── Data for this exercise

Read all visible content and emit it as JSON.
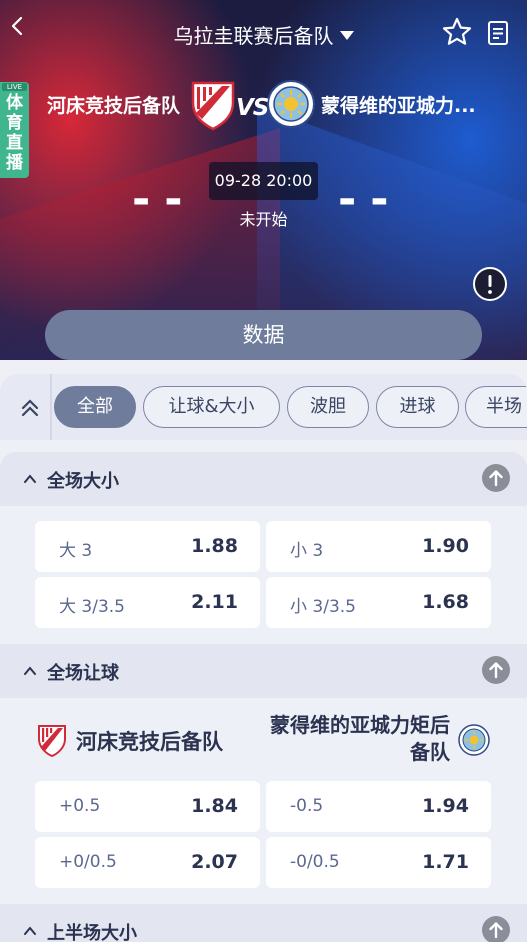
{
  "header": {
    "league_title": "乌拉圭联赛后备队",
    "live_badge_mini": "LIVE",
    "live_badge_text": "体育直播"
  },
  "match": {
    "home_team": "河床竞技后备队",
    "away_team_short": "蒙得维的亚城力...",
    "vs": "VS",
    "home_score": "--",
    "away_score": "--",
    "time": "09-28 20:00",
    "status": "未开始"
  },
  "data_tab_label": "数据",
  "filter_chips": [
    "全部",
    "让球&大小",
    "波胆",
    "进球",
    "半场"
  ],
  "sections": {
    "total": {
      "title": "全场大小",
      "rows": [
        [
          {
            "label": "大 3",
            "odds": "1.88"
          },
          {
            "label": "小 3",
            "odds": "1.90"
          }
        ],
        [
          {
            "label": "大 3/3.5",
            "odds": "2.11"
          },
          {
            "label": "小 3/3.5",
            "odds": "1.68"
          }
        ]
      ]
    },
    "handicap": {
      "title": "全场让球",
      "home_team": "河床竞技后备队",
      "away_team": "蒙得维的亚城力矩后备队",
      "rows": [
        [
          {
            "label": "+0.5",
            "odds": "1.84"
          },
          {
            "label": "-0.5",
            "odds": "1.94"
          }
        ],
        [
          {
            "label": "+0/0.5",
            "odds": "2.07"
          },
          {
            "label": "-0/0.5",
            "odds": "1.71"
          }
        ]
      ]
    },
    "half_total": {
      "title": "上半场大小"
    }
  },
  "colors": {
    "accent": "#6f7c9b",
    "home_red": "#e0263a",
    "away_blue": "#1e5fd7",
    "live_green": "#3fb68d"
  },
  "icons": [
    "back-arrow-icon",
    "star-icon",
    "list-icon",
    "info-icon",
    "double-chevron-up-icon",
    "chevron-up-icon",
    "arrow-up-circle-icon"
  ]
}
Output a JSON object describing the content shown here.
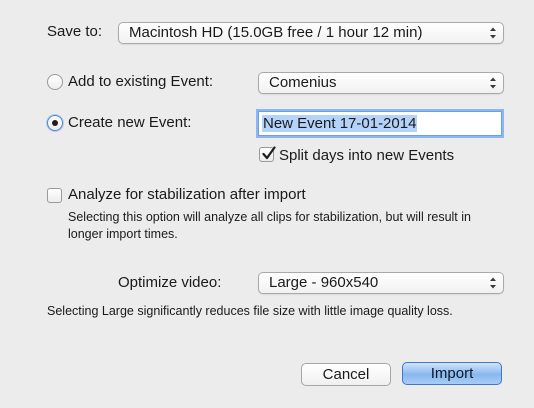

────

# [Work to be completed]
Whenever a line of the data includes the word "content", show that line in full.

# [Response below]
Read all visible content and emit it as JSON.
Output a JSON object describing the content shown here.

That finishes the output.